*** Data provided ***
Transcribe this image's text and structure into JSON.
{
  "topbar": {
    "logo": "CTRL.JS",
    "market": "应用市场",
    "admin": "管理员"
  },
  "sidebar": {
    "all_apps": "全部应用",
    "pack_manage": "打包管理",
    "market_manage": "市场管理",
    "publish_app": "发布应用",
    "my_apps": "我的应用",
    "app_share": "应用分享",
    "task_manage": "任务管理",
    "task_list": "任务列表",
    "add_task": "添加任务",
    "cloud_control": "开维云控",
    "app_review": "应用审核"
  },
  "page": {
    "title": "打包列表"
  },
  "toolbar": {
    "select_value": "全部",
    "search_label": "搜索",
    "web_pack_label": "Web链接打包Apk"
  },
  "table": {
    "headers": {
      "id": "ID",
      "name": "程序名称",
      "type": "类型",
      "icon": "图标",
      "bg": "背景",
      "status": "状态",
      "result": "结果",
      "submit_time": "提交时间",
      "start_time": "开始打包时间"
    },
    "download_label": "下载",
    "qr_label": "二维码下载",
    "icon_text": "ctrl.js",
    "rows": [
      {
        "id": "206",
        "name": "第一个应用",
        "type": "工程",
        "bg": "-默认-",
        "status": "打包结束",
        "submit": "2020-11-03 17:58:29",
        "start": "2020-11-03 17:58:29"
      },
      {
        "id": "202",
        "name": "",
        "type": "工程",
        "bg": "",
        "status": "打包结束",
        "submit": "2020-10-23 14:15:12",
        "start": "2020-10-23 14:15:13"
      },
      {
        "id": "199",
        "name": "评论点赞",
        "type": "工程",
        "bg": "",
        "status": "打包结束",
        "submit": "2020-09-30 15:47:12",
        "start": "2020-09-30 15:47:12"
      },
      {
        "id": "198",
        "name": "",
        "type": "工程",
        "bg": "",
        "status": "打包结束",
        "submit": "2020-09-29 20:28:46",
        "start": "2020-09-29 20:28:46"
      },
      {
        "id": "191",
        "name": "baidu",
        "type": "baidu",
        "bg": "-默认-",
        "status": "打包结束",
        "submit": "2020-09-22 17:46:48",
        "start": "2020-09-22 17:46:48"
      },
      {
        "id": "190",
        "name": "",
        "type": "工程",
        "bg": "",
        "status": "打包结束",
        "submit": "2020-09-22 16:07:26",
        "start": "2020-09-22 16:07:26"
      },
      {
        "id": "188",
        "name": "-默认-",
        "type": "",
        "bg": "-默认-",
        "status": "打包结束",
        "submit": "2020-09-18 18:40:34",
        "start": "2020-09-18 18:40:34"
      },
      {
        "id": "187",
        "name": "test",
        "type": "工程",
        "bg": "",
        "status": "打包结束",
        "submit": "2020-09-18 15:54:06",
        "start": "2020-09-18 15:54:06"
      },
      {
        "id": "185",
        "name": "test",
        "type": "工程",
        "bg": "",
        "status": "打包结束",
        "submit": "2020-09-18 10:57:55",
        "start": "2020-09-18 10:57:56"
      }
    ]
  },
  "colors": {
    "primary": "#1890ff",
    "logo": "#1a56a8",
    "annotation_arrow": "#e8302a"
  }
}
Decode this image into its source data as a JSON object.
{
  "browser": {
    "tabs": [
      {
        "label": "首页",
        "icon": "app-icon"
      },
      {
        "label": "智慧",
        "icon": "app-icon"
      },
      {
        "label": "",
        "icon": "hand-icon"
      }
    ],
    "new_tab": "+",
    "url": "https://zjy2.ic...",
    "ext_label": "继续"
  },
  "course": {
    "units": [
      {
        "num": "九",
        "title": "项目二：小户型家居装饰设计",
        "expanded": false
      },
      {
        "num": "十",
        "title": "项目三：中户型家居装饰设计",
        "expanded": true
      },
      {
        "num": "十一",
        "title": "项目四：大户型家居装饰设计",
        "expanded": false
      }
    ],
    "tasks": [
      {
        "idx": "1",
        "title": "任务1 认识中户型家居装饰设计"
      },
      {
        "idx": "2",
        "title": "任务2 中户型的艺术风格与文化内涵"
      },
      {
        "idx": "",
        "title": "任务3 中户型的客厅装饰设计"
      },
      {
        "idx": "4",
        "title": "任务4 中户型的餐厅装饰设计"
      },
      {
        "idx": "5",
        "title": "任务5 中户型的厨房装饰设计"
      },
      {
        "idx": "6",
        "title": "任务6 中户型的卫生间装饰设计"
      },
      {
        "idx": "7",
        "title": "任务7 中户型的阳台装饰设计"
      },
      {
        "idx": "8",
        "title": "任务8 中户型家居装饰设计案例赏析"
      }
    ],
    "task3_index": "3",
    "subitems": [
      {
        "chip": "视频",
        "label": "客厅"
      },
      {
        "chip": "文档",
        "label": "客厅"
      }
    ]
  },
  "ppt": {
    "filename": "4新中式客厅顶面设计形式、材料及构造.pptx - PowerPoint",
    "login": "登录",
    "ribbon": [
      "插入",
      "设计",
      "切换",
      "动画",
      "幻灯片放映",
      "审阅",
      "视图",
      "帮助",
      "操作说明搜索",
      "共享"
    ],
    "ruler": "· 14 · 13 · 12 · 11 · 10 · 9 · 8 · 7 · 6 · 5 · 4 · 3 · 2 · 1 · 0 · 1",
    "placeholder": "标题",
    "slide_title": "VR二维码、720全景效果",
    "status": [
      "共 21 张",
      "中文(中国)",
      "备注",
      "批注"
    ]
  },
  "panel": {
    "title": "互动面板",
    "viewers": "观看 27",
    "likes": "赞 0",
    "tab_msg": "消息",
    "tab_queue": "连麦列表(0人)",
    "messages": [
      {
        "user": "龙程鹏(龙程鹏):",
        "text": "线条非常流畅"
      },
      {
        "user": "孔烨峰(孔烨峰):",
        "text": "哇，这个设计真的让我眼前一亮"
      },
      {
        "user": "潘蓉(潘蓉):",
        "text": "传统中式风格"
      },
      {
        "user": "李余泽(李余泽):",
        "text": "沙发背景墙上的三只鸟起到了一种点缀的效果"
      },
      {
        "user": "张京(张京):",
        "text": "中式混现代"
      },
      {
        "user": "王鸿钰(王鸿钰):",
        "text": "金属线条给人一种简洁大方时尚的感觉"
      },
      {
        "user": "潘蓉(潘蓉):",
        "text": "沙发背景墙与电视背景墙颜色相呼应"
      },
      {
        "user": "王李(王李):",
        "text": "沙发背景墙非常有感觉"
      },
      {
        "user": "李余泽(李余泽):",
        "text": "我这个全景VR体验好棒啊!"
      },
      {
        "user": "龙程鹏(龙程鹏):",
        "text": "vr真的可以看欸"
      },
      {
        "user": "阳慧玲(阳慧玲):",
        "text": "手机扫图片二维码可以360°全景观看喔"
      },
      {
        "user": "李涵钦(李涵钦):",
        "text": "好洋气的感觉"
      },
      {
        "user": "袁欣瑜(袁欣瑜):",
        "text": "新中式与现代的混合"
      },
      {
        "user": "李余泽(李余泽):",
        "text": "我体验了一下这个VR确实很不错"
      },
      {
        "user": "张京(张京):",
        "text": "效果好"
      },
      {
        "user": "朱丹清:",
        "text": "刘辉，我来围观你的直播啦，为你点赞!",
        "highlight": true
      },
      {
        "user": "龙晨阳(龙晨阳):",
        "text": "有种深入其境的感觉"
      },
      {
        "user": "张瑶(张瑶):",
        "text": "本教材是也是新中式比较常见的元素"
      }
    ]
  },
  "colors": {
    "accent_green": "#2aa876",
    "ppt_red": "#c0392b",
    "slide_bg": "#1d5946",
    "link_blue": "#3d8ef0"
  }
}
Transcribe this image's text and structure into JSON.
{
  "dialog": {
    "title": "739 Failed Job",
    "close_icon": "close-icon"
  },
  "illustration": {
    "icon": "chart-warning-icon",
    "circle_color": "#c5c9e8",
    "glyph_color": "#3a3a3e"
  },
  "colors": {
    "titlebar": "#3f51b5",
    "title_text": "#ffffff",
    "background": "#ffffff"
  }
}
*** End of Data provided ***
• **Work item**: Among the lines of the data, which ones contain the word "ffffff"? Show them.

• **Your response**:
    "title_text": "#ffffff",
    "background": "#ffffff"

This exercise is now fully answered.